INTRODUCING THE SWISS FIRST STUDY
Epilepsy affects around 0.7% of the population, i.e. 60’000 patients in Switzerland (8 Mio. citizens) and each year 4000 patients add to this number.
Isolated acute symptomatic seizures (e.g. due to alcohol withdrawal) or syncopes are much more frequent, i.e. around 10% of the population. In any case, over 90% of the patients are referred to an emergency department (ED), where the assessment of a first seizure constitutes a challenging task.
The first seizure can be the first of many others or remain the only one in the patient’s lifespan. Differential diagnosis encompasses psychogenic events, transient ischemic attacks, migraine, metabolic, vegetative and cardiac events.
Moreover, segregating acute symptomatic and unprovoked seizures remains difficult, since patient’s history can suggest provoked seizures even if there is no causal relationship and vice versa.
Currently, there are no reliable biomarkers allowing a correct classification of a first event as onset of epilepsy or as a non-epileptic event. In fact, while clinical history, EEG and neuroimaging are fundamental to achieve a correct diagnosis, not more than 50% are diagnosed appropriately.
OUR GOALS AND OBJECTIVES
With our multicenter Swiss study, we aim at identifying biomarkers in the routine EEG and MRI with newly developed algorithms, thus facilitating the clinical decision for or against a particular treatment or further examinations.
In the SWISS FIRST trial, we will examine patients with MRI and EEG in the context of clinical data after a first probably unprovoked probable seizure, which could be the first sign of an epileptic disorder.
We will implement new strategies of EEG and MRI acquisition and analysis at the first event.
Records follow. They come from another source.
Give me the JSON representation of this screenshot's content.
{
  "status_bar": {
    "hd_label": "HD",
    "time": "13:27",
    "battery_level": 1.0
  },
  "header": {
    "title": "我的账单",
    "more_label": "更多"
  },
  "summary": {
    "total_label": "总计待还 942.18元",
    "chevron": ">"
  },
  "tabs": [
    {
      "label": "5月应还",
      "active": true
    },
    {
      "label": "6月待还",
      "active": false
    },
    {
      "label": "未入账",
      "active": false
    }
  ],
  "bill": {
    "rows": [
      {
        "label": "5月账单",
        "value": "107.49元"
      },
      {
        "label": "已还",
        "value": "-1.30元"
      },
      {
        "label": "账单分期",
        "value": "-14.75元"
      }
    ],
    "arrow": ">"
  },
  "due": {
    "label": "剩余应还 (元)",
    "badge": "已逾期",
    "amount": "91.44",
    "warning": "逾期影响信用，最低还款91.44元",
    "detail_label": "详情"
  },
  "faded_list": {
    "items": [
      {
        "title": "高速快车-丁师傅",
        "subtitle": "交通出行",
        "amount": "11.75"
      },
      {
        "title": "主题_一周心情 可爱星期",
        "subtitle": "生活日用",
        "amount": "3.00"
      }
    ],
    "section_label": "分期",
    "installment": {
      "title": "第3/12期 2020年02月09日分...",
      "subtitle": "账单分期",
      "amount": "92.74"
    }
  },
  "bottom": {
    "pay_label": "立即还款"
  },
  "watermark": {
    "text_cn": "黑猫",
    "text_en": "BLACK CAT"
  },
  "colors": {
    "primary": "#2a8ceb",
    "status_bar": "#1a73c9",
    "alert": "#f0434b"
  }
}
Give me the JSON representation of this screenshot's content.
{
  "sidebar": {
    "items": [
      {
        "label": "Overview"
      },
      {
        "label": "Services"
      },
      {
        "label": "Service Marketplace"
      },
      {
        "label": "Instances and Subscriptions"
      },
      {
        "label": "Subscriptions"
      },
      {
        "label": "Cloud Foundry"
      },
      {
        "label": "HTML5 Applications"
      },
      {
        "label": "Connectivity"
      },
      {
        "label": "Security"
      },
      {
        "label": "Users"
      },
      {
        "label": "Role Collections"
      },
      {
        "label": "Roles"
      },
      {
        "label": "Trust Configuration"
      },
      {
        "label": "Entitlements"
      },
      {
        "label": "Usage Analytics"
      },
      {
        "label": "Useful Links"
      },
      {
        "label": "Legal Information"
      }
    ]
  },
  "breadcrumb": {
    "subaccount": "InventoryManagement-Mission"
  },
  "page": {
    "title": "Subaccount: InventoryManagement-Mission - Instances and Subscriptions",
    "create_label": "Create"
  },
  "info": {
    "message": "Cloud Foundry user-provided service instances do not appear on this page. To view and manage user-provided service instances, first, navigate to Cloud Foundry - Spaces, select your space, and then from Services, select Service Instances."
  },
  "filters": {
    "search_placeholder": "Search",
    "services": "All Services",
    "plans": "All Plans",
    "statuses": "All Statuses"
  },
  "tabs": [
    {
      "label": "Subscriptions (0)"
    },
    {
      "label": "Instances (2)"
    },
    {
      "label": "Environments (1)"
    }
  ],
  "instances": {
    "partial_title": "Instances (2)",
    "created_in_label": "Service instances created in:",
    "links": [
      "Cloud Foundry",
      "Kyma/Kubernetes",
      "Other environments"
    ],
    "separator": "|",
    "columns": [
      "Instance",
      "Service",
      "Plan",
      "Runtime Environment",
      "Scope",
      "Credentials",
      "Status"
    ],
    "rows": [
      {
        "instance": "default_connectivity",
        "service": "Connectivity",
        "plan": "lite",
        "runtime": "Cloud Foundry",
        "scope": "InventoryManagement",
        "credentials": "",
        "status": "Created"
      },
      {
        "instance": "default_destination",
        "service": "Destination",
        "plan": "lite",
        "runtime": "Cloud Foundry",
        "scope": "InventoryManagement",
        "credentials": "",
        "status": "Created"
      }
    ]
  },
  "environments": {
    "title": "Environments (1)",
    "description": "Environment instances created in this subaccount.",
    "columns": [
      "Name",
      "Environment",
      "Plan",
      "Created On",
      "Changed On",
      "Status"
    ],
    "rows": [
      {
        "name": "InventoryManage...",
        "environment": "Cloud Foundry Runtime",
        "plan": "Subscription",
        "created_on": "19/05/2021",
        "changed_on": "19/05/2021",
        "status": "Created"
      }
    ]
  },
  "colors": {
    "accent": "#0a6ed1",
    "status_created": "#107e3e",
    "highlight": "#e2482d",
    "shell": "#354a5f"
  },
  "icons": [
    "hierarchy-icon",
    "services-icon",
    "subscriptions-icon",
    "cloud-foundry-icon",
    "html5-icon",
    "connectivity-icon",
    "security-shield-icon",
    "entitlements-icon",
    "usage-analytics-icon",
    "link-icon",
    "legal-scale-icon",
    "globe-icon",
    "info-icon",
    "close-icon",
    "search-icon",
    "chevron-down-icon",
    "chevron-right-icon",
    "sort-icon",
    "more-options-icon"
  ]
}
A follow-up of two years will determine if the forecast was correct
We will further stratify whether categorization of the underlying syndrome (epileptic, cardiac, psychogenic, other) is possible after the first event